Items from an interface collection
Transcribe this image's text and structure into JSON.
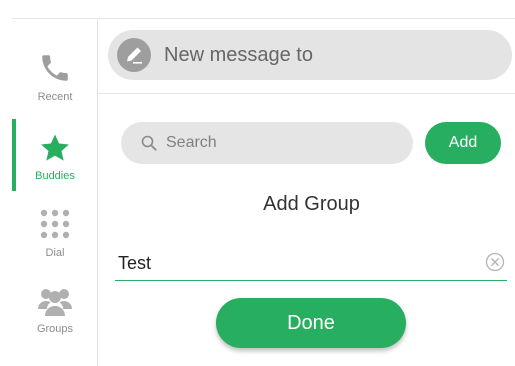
{
  "sidebar": {
    "items": [
      {
        "label": "Recent",
        "icon": "phone-icon",
        "active": false
      },
      {
        "label": "Buddies",
        "icon": "star-icon",
        "active": true
      },
      {
        "label": "Dial",
        "icon": "dialpad-icon",
        "active": false
      },
      {
        "label": "Groups",
        "icon": "groups-icon",
        "active": false
      }
    ]
  },
  "header": {
    "new_message_label": "New message to",
    "icon": "pencil-icon"
  },
  "search": {
    "placeholder": "Search",
    "icon": "search-icon"
  },
  "add_button_label": "Add",
  "dialog": {
    "title": "Add Group",
    "group_name_value": "Test",
    "clear_icon": "clear-icon",
    "done_label": "Done"
  },
  "colors": {
    "accent": "#27ae60",
    "inactive": "#9e9e9e",
    "pill_background": "#e5e5e5"
  }
}
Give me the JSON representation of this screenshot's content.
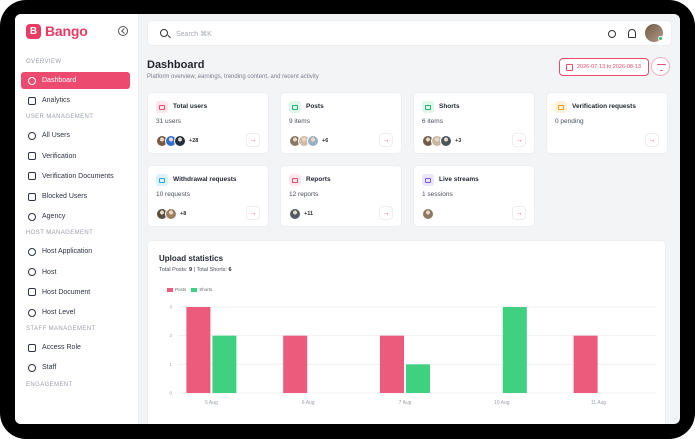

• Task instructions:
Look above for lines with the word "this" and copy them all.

• Task output:
Transcribe this image's text and structure into JSON.
Give me the JSON representation of this screenshot's content.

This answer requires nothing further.